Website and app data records
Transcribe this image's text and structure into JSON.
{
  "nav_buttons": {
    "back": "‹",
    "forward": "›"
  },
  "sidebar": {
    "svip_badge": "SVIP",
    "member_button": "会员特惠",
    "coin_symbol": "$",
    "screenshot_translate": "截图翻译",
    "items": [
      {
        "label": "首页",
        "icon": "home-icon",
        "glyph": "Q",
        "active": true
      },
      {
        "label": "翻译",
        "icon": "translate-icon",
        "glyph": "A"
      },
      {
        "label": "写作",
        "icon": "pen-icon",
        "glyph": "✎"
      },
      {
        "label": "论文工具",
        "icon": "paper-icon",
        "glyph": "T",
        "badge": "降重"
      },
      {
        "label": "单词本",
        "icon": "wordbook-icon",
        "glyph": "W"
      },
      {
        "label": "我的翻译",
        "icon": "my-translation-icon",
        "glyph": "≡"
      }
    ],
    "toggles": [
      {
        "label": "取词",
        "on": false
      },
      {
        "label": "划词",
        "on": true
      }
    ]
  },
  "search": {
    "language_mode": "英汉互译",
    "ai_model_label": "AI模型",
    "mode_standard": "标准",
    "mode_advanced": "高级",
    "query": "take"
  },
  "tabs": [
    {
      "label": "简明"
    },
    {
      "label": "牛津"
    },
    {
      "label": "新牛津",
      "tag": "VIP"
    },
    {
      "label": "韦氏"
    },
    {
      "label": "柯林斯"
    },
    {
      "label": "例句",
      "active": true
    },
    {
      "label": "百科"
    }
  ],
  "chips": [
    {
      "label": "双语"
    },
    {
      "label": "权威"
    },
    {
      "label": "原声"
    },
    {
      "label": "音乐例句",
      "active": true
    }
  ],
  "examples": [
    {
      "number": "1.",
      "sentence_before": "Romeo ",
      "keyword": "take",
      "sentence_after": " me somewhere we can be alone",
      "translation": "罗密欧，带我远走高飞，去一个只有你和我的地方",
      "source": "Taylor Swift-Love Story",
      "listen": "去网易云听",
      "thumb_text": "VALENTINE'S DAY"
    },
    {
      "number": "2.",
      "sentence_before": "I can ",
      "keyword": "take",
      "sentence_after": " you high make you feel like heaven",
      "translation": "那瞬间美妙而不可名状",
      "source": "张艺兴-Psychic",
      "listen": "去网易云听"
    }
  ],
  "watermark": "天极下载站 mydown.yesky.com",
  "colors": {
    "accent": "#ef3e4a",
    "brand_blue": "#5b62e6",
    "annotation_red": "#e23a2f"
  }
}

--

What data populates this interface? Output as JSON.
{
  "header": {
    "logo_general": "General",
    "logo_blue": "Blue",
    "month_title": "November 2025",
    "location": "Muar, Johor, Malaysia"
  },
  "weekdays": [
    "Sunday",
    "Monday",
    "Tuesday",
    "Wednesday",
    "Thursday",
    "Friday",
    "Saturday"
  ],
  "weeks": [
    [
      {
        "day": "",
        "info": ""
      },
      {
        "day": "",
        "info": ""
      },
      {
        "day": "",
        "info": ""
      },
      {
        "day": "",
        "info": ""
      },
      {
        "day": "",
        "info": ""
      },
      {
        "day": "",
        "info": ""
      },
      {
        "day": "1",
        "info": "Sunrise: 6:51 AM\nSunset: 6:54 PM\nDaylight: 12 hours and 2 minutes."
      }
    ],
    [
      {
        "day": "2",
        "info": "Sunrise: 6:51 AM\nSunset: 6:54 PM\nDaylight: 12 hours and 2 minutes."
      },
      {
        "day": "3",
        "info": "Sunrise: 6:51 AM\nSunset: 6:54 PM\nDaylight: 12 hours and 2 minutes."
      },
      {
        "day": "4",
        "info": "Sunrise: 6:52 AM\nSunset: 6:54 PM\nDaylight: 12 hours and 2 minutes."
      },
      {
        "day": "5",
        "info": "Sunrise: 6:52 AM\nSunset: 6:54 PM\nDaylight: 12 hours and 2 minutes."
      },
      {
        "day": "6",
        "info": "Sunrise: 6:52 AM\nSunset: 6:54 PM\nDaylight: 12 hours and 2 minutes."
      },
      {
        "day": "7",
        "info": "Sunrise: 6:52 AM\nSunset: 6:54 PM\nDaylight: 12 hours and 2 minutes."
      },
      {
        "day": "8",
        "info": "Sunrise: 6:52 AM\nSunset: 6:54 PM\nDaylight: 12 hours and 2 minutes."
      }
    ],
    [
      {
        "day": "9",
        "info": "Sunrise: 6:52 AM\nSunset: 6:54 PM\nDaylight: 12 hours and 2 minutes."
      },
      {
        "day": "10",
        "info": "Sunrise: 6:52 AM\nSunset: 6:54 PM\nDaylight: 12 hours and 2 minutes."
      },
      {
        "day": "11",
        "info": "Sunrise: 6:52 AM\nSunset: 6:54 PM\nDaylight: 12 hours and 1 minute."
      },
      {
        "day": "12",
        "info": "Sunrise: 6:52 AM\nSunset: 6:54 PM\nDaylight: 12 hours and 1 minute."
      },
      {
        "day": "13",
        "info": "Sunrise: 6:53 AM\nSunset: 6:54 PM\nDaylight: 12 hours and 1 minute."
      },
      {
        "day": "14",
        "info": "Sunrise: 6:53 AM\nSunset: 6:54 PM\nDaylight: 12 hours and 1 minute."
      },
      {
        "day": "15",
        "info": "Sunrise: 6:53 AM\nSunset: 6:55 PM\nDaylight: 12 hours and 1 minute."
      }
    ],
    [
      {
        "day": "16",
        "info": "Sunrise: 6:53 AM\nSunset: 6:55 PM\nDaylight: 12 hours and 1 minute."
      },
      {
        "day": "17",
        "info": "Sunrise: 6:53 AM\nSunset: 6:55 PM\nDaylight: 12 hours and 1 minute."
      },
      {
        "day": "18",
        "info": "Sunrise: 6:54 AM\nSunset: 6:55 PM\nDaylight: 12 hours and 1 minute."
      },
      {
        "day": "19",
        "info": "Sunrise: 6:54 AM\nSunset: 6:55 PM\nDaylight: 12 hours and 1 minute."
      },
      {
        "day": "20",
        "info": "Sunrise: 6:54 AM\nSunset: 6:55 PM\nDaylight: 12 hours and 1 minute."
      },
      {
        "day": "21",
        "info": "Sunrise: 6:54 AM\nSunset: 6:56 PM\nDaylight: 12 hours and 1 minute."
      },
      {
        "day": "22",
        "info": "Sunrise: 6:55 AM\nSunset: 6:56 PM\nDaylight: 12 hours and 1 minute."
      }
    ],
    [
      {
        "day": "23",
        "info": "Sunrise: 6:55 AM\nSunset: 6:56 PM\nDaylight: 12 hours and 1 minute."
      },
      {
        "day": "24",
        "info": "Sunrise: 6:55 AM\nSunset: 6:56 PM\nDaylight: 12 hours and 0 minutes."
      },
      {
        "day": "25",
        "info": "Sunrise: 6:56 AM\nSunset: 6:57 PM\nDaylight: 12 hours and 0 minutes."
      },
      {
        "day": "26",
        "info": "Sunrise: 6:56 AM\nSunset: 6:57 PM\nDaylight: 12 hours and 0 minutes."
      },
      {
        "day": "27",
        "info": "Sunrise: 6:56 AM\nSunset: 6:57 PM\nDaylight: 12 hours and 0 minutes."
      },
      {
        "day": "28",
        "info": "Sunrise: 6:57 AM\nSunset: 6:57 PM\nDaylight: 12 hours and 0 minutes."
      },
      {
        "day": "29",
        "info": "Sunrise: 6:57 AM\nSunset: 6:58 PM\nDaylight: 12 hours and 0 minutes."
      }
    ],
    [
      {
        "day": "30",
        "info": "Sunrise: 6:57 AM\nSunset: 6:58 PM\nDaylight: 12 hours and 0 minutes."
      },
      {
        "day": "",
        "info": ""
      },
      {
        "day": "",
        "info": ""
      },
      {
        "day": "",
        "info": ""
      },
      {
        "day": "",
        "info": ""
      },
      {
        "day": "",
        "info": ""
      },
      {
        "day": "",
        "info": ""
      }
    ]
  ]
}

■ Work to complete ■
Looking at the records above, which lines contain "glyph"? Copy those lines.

■ Exercise result ■
        "glyph": "Q",
        "glyph": "A"
        "glyph": "✎"
        "glyph": "T",
        "glyph": "W"
        "glyph": "≡"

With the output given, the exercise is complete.